WUR Field Crops has already been working for much longer on the development of a disease detection robot which can identify potato plants infected with a virus. At present such identification is still a time-consuming and expensive task for seed potato growers, as it can only be performed by those with a trained eye. “We’re now at the point where the robot can identify the virus just as well as a human can. We’ve tested this in practice by having both the robot and an experienced identifier go through the same field. Unfortunately there’s another important pathogen that affects seed potato cultivation: the Erwinia bacteria. This is more difficult to identify with an electronic eye. But we are still seeing very promising results with this, thanks partly to the use of deep learning.”
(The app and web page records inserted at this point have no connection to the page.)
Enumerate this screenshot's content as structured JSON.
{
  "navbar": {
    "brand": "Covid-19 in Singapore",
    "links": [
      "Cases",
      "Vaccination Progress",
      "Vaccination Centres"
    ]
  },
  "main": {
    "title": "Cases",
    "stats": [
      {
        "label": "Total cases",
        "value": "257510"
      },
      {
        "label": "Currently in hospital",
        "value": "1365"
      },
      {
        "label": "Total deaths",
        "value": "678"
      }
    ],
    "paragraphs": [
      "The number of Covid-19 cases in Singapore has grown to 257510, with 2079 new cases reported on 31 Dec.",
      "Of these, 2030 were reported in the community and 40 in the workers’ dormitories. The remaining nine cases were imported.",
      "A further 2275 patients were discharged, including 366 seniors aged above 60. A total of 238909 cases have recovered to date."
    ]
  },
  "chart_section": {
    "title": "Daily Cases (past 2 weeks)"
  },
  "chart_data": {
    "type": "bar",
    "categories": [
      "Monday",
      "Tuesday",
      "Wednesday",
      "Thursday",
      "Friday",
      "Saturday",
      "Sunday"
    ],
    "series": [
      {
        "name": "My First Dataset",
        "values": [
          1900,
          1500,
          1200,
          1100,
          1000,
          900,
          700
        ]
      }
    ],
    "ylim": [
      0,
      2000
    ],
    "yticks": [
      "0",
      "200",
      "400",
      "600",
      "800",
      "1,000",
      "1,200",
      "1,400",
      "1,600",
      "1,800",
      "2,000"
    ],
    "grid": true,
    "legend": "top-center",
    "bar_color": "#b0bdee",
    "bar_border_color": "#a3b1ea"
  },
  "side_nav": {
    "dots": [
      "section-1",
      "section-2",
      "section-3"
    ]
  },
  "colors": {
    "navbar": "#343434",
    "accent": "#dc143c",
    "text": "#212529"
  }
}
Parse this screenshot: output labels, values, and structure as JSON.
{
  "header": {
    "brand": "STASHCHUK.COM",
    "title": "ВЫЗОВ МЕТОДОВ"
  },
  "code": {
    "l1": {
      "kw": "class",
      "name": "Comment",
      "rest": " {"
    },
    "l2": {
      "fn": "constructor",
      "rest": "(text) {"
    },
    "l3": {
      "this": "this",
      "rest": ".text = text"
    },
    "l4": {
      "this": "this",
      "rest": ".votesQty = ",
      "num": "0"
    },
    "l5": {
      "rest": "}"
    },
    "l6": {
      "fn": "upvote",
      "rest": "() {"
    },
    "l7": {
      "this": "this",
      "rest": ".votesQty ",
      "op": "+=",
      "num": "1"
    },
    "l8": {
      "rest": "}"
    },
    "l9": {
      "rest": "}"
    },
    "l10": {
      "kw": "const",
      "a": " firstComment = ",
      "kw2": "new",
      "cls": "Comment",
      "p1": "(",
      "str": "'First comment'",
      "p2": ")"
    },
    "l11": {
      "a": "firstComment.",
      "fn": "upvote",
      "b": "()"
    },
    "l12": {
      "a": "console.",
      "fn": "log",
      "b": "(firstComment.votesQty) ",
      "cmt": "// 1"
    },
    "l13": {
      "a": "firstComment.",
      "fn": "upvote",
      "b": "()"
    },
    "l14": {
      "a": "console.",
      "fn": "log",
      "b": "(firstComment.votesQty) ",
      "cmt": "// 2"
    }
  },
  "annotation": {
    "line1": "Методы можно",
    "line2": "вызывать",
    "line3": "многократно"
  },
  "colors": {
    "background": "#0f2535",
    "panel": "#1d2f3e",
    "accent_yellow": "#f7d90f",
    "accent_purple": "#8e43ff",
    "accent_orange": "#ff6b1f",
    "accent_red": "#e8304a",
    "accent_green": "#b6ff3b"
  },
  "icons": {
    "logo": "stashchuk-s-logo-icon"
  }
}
The researchers note that both arable farming and fruit cultivation are moving away from chemical to more preventative approaches. But that can also increase some of the risks that growers face. “As a grower, you need a guarantee that you’re not going to fall off a cliff,” says Kamp. “I’m convinced that technology will help with that: Technology for Ecology. The fundamentals of the technology are in place. But it needs to work at every level: ecologically, economically, and practically. Those are also the criteria we bear in mind here at the Farm of the Future and in Randwijk. You have to think like a grower.”
The researchers note that both arable farming and fruit cultivation are moving away from chemical to more preventative approaches. Photo: Ruud Ploeg
The range of technologies available to growers is increasing, and includes weed identification apps and software that can process crop and/or soil data into a ready-to-use task map for a sprinkler or spraying machine. But those are just individual applications. According to Kamp, an equally important issue is how to manage data and maintain oversight to ensure that the technology is applied correctly. “You need to be able to turn that huge amount of data into usable, accurate management information. Because while technology can take on the tasks, the farmer has to maintain overview. So as a farmer you need good apps to support your ability to do that. That’s something we’re working on too. It’s quite ambitious, but I think we can play an important role in that as practical researchers, working with our colleagues in Wageningen.”
This is already happening in the fruit sector, says De Jong. “In Project Fruit 4.0 we’re trying to link up all the data in a meaningful way. It’s not straightforward, particularly because there’s another dimension to fruit cultivation. That is, if you want to be able to manage individual trees, you need to use information in 3D. But for arable farming and field crops you can usually make do with 2D.”
Which technologies will succeed, and which won’t? That’s a question the researchers will continue to ask themselves too. There’s no blueprint for the future, they insist. “That’s also why it’s so important to exchange ideas about it with growers and businesses. And that’s exactly what’s happening in Randwijk and Lelystad.” Kamp adds: “We want to use the Farm of the Future to show what’s possible, but we can’t do it without input from growers and businesses. That’s what will ensure the development of robust, practical applications. A small number of technology-oriented farmers are already showing an interest. They’re often the ones led by younger entrepreneurs. The rest will follow once the technology has proven itself. Suppliers and new, specialised service providers also play an important role. They’ll be working with growers to find the right applications for their cultivation challenges. Because technology shouldn’t steer the way; rather, it should serve us, and serve ecology.”